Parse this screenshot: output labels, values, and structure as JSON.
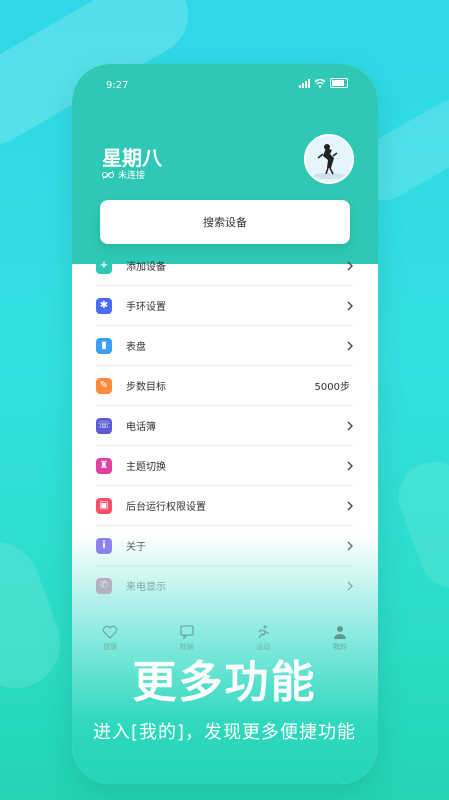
{
  "status_bar": {
    "time": "9:27"
  },
  "header": {
    "title": "星期八",
    "connection_status": "未连接"
  },
  "search": {
    "label": "搜索设备"
  },
  "menu": {
    "items": [
      {
        "label": "添加设备",
        "icon": "plus-icon",
        "color": "#2ec8b4",
        "value": ""
      },
      {
        "label": "手环设置",
        "icon": "gear-icon",
        "color": "#4a6cf7",
        "value": ""
      },
      {
        "label": "表盘",
        "icon": "watch-icon",
        "color": "#3aa0f0",
        "value": ""
      },
      {
        "label": "步数目标",
        "icon": "steps-icon",
        "color": "#ff8a3d",
        "value": "5000步"
      },
      {
        "label": "电话簿",
        "icon": "phonebook-icon",
        "color": "#5b5bd6",
        "value": ""
      },
      {
        "label": "主题切换",
        "icon": "shirt-icon",
        "color": "#e040a0",
        "value": ""
      },
      {
        "label": "后台运行权限设置",
        "icon": "lock-icon",
        "color": "#ff4d6a",
        "value": ""
      },
      {
        "label": "关于",
        "icon": "info-icon",
        "color": "#7a5cf0",
        "value": ""
      },
      {
        "label": "来电显示",
        "icon": "phone-icon",
        "color": "#e0407a",
        "value": ""
      }
    ]
  },
  "tabs": [
    {
      "label": "健康",
      "icon": "heart-icon"
    },
    {
      "label": "数据",
      "icon": "chat-icon"
    },
    {
      "label": "运动",
      "icon": "run-icon"
    },
    {
      "label": "我的",
      "icon": "person-icon"
    }
  ],
  "promo": {
    "headline": "更多功能",
    "subtitle": "进入[我的]，发现更多便捷功能"
  }
}
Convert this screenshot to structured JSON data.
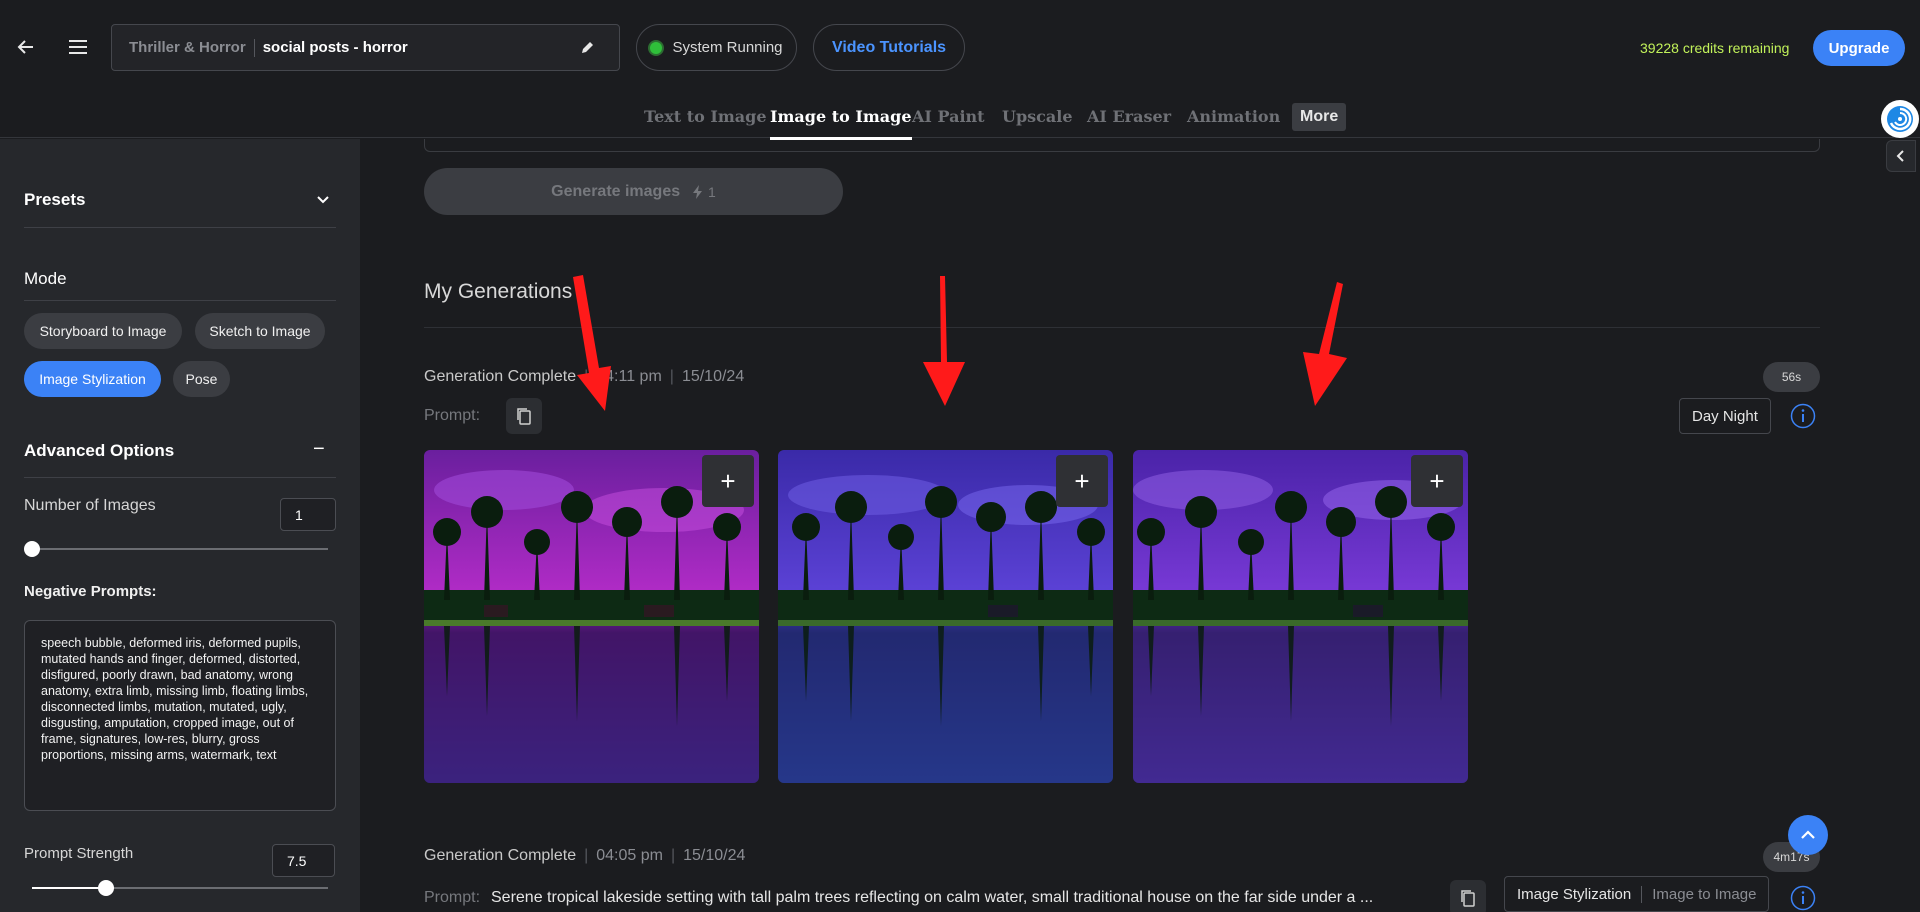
{
  "header": {
    "project_category": "Thriller & Horror",
    "project_name": "social posts - horror",
    "system_status": "System Running",
    "video_tutorials": "Video Tutorials",
    "credits": "39228 credits remaining",
    "upgrade": "Upgrade"
  },
  "tabs": [
    {
      "label": "Text to Image"
    },
    {
      "label": "Image to Image"
    },
    {
      "label": "AI Paint"
    },
    {
      "label": "Upscale"
    },
    {
      "label": "AI Eraser"
    },
    {
      "label": "Animation"
    },
    {
      "label": "More"
    }
  ],
  "sidebar": {
    "presets": "Presets",
    "mode": "Mode",
    "modes": [
      "Storyboard to Image",
      "Sketch to Image",
      "Image Stylization",
      "Pose"
    ],
    "active_mode": "Image Stylization",
    "advanced": "Advanced Options",
    "advanced_toggle": "−",
    "num_images_label": "Number of Images",
    "num_images": "1",
    "num_images_slider": 0,
    "negative_label": "Negative Prompts:",
    "negative_text": "speech bubble, deformed iris, deformed pupils, mutated hands and finger, deformed, distorted, disfigured, poorly drawn, bad anatomy, wrong anatomy, extra limb, missing limb, floating limbs, disconnected limbs, mutation, mutated, ugly, disgusting, amputation, cropped image, out of frame, signatures, low-res, blurry, gross proportions, missing arms, watermark, text",
    "prompt_strength_label": "Prompt Strength",
    "prompt_strength": "7.5",
    "prompt_strength_slider": 0.25
  },
  "main": {
    "generate": "Generate images",
    "generate_cost": "1",
    "my_generations": "My Generations",
    "gen1": {
      "status": "Generation Complete",
      "time": "04:11 pm",
      "date": "15/10/24",
      "duration": "56s",
      "prompt_label": "Prompt:",
      "tag": "Day Night"
    },
    "gen2": {
      "status": "Generation Complete",
      "time": "04:05 pm",
      "date": "15/10/24",
      "duration": "4m17s",
      "prompt_label": "Prompt:",
      "prompt": "Serene tropical lakeside setting with tall palm trees reflecting on calm water, small traditional house on the far side under a ...",
      "tag1": "Image Stylization",
      "tag2": "Image to Image"
    }
  },
  "colors": {
    "accent": "#3b82f6",
    "credits": "#c2f25a",
    "status_dot": "#2fbf3a",
    "annotation_arrow": "#ff1a1a"
  }
}
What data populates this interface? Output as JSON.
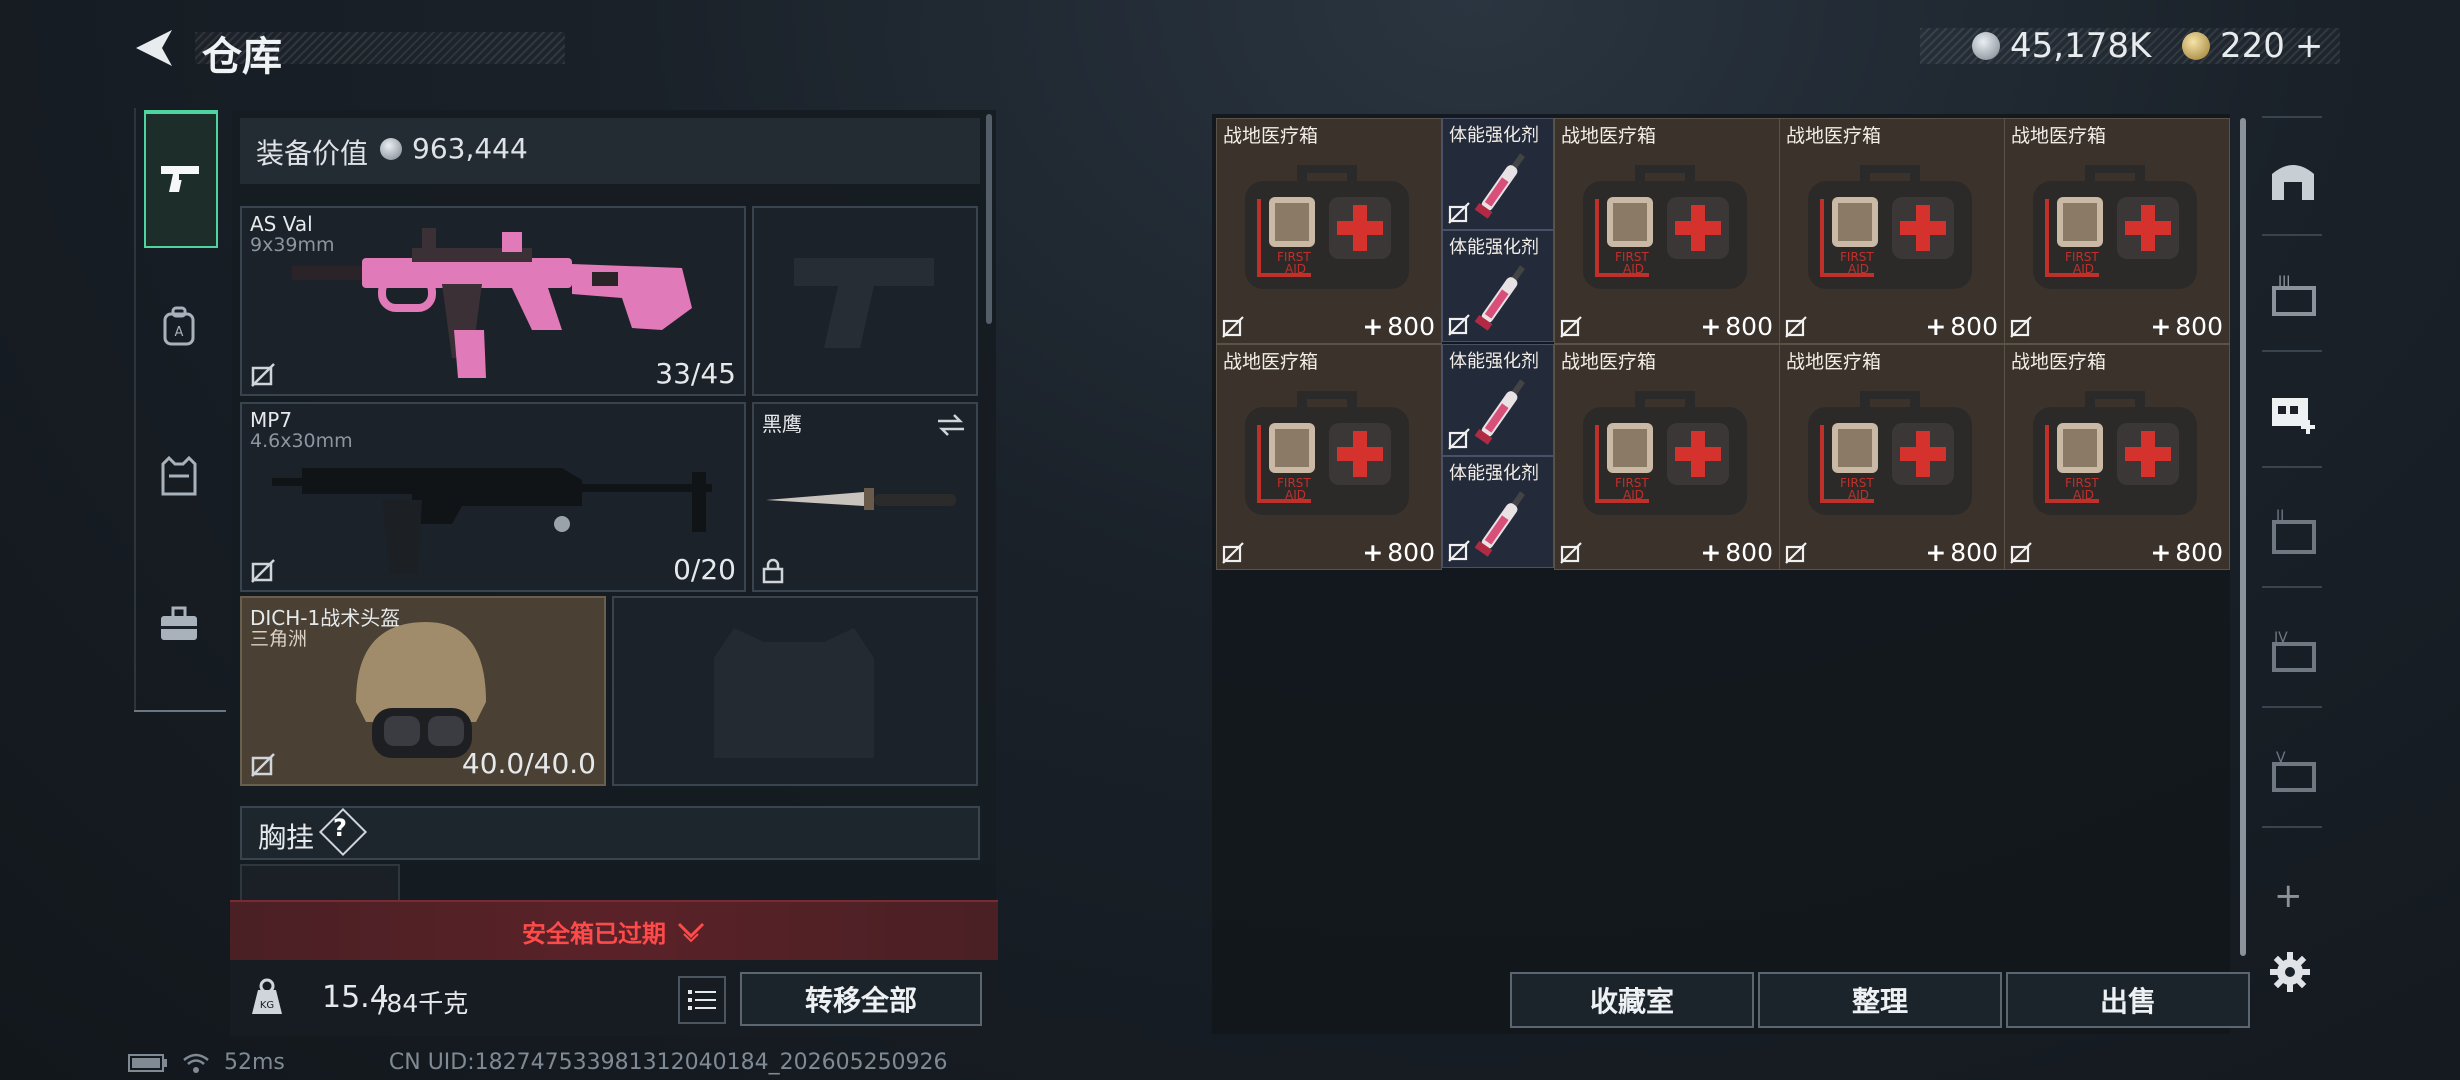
{
  "header": {
    "title": "仓库",
    "currency_main": "45,178K",
    "currency_second": "220",
    "currency_second_suffix": "+"
  },
  "equipment": {
    "value_label": "装备价值",
    "value": "963,444",
    "primary": {
      "name": "AS Val",
      "caliber": "9x39mm",
      "ammo": "33/45"
    },
    "secondary": {
      "name": "MP7",
      "caliber": "4.6x30mm",
      "ammo": "0/20"
    },
    "melee": {
      "name": "黑鹰"
    },
    "helmet": {
      "name": "DICH-1战术头盔",
      "brand": "三角洲",
      "durability": "40.0/40.0"
    },
    "chest_label": "胸挂",
    "chest_help": "?",
    "safebox_expired": "安全箱已过期",
    "weight_current": "15.4",
    "weight_max": "/84千克",
    "transfer_all": "转移全部"
  },
  "inventory": {
    "cells": [
      {
        "name": "战地医疗箱",
        "amount": "800",
        "kind": "medkit"
      },
      {
        "name": "体能强化剂",
        "amount": "",
        "kind": "syringe"
      },
      {
        "name": "体能强化剂",
        "amount": "",
        "kind": "syringe"
      },
      {
        "name": "战地医疗箱",
        "amount": "800",
        "kind": "medkit"
      },
      {
        "name": "战地医疗箱",
        "amount": "800",
        "kind": "medkit"
      },
      {
        "name": "战地医疗箱",
        "amount": "800",
        "kind": "medkit"
      },
      {
        "name": "战地医疗箱",
        "amount": "800",
        "kind": "medkit"
      },
      {
        "name": "体能强化剂",
        "amount": "",
        "kind": "syringe"
      },
      {
        "name": "体能强化剂",
        "amount": "",
        "kind": "syringe"
      },
      {
        "name": "战地医疗箱",
        "amount": "800",
        "kind": "medkit"
      },
      {
        "name": "战地医疗箱",
        "amount": "800",
        "kind": "medkit"
      },
      {
        "name": "战地医疗箱",
        "amount": "800",
        "kind": "medkit"
      }
    ],
    "amount_prefix": "+",
    "buttons": {
      "collection": "收藏室",
      "sort": "整理",
      "sell": "出售"
    },
    "add_label": "+"
  },
  "status": {
    "ping": "52ms",
    "uid": "CN UID:1827475339813120401​84_202605250926"
  },
  "colors": {
    "accent_green": "#4fd4a0",
    "alert_red": "#ff4a4a",
    "medkit_bg": "#3a322b",
    "helmet_bg": "#4a4033"
  }
}
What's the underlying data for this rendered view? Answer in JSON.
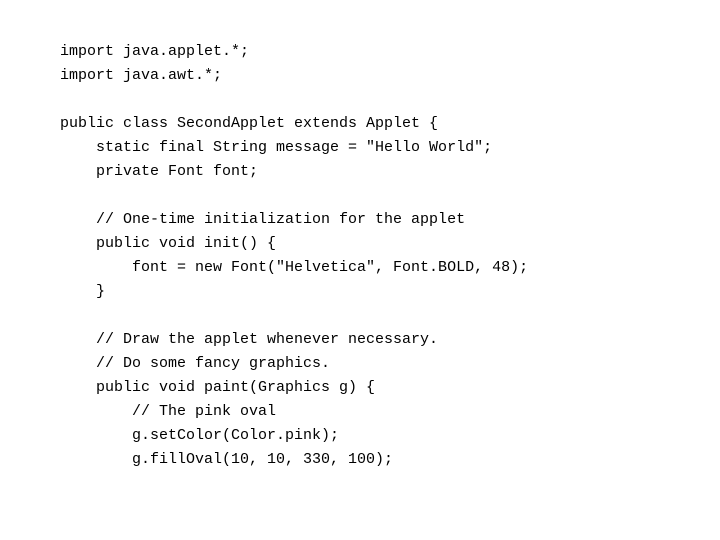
{
  "code": {
    "lines": [
      "import java.applet.*;",
      "import java.awt.*;",
      "",
      "public class SecondApplet extends Applet {",
      "    static final String message = \"Hello World\";",
      "    private Font font;",
      "",
      "    // One-time initialization for the applet",
      "    public void init() {",
      "        font = new Font(\"Helvetica\", Font.BOLD, 48);",
      "    }",
      "",
      "    // Draw the applet whenever necessary.",
      "    // Do some fancy graphics.",
      "    public void paint(Graphics g) {",
      "        // The pink oval",
      "        g.setColor(Color.pink);",
      "        g.fillOval(10, 10, 330, 100);"
    ]
  }
}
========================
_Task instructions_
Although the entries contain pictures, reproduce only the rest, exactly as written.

_Result of this task_
Parse this screenshot: output labels, values, and structure as JSON.
{
  "status_bar": {
    "time": "9:27"
  },
  "header": {
    "title": "星期八",
    "connection_status": "未连接"
  },
  "search": {
    "label": "搜索设备"
  },
  "menu": {
    "items": [
      {
        "label": "添加设备",
        "icon": "plus-icon",
        "color": "#2ec8b4",
        "value": ""
      },
      {
        "label": "手环设置",
        "icon": "gear-icon",
        "color": "#4a6cf7",
        "value": ""
      },
      {
        "label": "表盘",
        "icon": "watch-icon",
        "color": "#3aa0f0",
        "value": ""
      },
      {
        "label": "步数目标",
        "icon": "steps-icon",
        "color": "#ff8a3d",
        "value": "5000步"
      },
      {
        "label": "电话簿",
        "icon": "phonebook-icon",
        "color": "#5b5bd6",
        "value": ""
      },
      {
        "label": "主题切换",
        "icon": "shirt-icon",
        "color": "#e040a0",
        "value": ""
      },
      {
        "label": "后台运行权限设置",
        "icon": "lock-icon",
        "color": "#ff4d6a",
        "value": ""
      },
      {
        "label": "关于",
        "icon": "info-icon",
        "color": "#7a5cf0",
        "value": ""
      },
      {
        "label": "来电显示",
        "icon": "phone-icon",
        "color": "#e0407a",
        "value": ""
      }
    ]
  },
  "tabs": [
    {
      "label": "健康",
      "icon": "heart-icon"
    },
    {
      "label": "数据",
      "icon": "chat-icon"
    },
    {
      "label": "运动",
      "icon": "run-icon"
    },
    {
      "label": "我的",
      "icon": "person-icon"
    }
  ],
  "promo": {
    "headline": "更多功能",
    "subtitle": "进入[我的]，发现更多便捷功能"
  }
}
Convert this screenshot to structured JSON data.
{
  "header": {
    "project_category": "Thriller & Horror",
    "project_name": "social posts - horror",
    "system_status": "System Running",
    "video_tutorials": "Video Tutorials",
    "credits": "39228 credits remaining",
    "upgrade": "Upgrade"
  },
  "tabs": [
    {
      "label": "Text to Image"
    },
    {
      "label": "Image to Image"
    },
    {
      "label": "AI Paint"
    },
    {
      "label": "Upscale"
    },
    {
      "label": "AI Eraser"
    },
    {
      "label": "Animation"
    },
    {
      "label": "More"
    }
  ],
  "sidebar": {
    "presets": "Presets",
    "mode": "Mode",
    "modes": [
      "Storyboard to Image",
      "Sketch to Image",
      "Image Stylization",
      "Pose"
    ],
    "active_mode": "Image Stylization",
    "advanced": "Advanced Options",
    "advanced_toggle": "−",
    "num_images_label": "Number of Images",
    "num_images": "1",
    "num_images_slider": 0,
    "negative_label": "Negative Prompts:",
    "negative_text": "speech bubble, deformed iris, deformed pupils, mutated hands and finger, deformed, distorted, disfigured, poorly drawn, bad anatomy, wrong anatomy, extra limb, missing limb, floating limbs, disconnected limbs, mutation, mutated, ugly, disgusting, amputation, cropped image, out of frame, signatures, low-res, blurry, gross proportions, missing arms, watermark, text",
    "prompt_strength_label": "Prompt Strength",
    "prompt_strength": "7.5",
    "prompt_strength_slider": 0.25
  },
  "main": {
    "generate": "Generate images",
    "generate_cost": "1",
    "my_generations": "My Generations",
    "gen1": {
      "status": "Generation Complete",
      "time": "04:11 pm",
      "date": "15/10/24",
      "duration": "56s",
      "prompt_label": "Prompt:",
      "tag": "Day Night"
    },
    "gen2": {
      "status": "Generation Complete",
      "time": "04:05 pm",
      "date": "15/10/24",
      "duration": "4m17s",
      "prompt_label": "Prompt:",
      "prompt": "Serene tropical lakeside setting with tall palm trees reflecting on calm water, small traditional house on the far side under a ...",
      "tag1": "Image Stylization",
      "tag2": "Image to Image"
    }
  },
  "colors": {
    "accent": "#3b82f6",
    "credits": "#c2f25a",
    "status_dot": "#2fbf3a",
    "annotation_arrow": "#ff1a1a"
  }
}
What data populates this interface? Output as JSON.
{
  "header": {
    "title": "仓库",
    "currency_main": "45,178K",
    "currency_second": "220",
    "currency_second_suffix": "+"
  },
  "equipment": {
    "value_label": "装备价值",
    "value": "963,444",
    "primary": {
      "name": "AS Val",
      "caliber": "9x39mm",
      "ammo": "33/45"
    },
    "secondary": {
      "name": "MP7",
      "caliber": "4.6x30mm",
      "ammo": "0/20"
    },
    "melee": {
      "name": "黑鹰"
    },
    "helmet": {
      "name": "DICH-1战术头盔",
      "brand": "三角洲",
      "durability": "40.0/40.0"
    },
    "chest_label": "胸挂",
    "chest_help": "?",
    "safebox_expired": "安全箱已过期",
    "weight_current": "15.4",
    "weight_max": "/84千克",
    "transfer_all": "转移全部"
  },
  "inventory": {
    "cells": [
      {
        "name": "战地医疗箱",
        "amount": "800",
        "kind": "medkit"
      },
      {
        "name": "体能强化剂",
        "amount": "",
        "kind": "syringe"
      },
      {
        "name": "体能强化剂",
        "amount": "",
        "kind": "syringe"
      },
      {
        "name": "战地医疗箱",
        "amount": "800",
        "kind": "medkit"
      },
      {
        "name": "战地医疗箱",
        "amount": "800",
        "kind": "medkit"
      },
      {
        "name": "战地医疗箱",
        "amount": "800",
        "kind": "medkit"
      },
      {
        "name": "战地医疗箱",
        "amount": "800",
        "kind": "medkit"
      },
      {
        "name": "体能强化剂",
        "amount": "",
        "kind": "syringe"
      },
      {
        "name": "体能强化剂",
        "amount": "",
        "kind": "syringe"
      },
      {
        "name": "战地医疗箱",
        "amount": "800",
        "kind": "medkit"
      },
      {
        "name": "战地医疗箱",
        "amount": "800",
        "kind": "medkit"
      },
      {
        "name": "战地医疗箱",
        "amount": "800",
        "kind": "medkit"
      }
    ],
    "amount_prefix": "+",
    "buttons": {
      "collection": "收藏室",
      "sort": "整理",
      "sell": "出售"
    },
    "add_label": "+"
  },
  "status": {
    "ping": "52ms",
    "uid": "CN UID:1827475339813120401​84_202605250926"
  },
  "colors": {
    "accent_green": "#4fd4a0",
    "alert_red": "#ff4a4a",
    "medkit_bg": "#3a322b",
    "helmet_bg": "#4a4033"
  }
}
What's the underlying data for this rendered view? Answer in JSON.
{
  "code": {
    "lines": [
      "import java.applet.*;",
      "import java.awt.*;",
      "",
      "public class SecondApplet extends Applet {",
      "    static final String message = \"Hello World\";",
      "    private Font font;",
      "",
      "    // One-time initialization for the applet",
      "    public void init() {",
      "        font = new Font(\"Helvetica\", Font.BOLD, 48);",
      "    }",
      "",
      "    // Draw the applet whenever necessary.",
      "    // Do some fancy graphics.",
      "    public void paint(Graphics g) {",
      "        // The pink oval",
      "        g.setColor(Color.pink);",
      "        g.fillOval(10, 10, 330, 100);"
    ]
  }
}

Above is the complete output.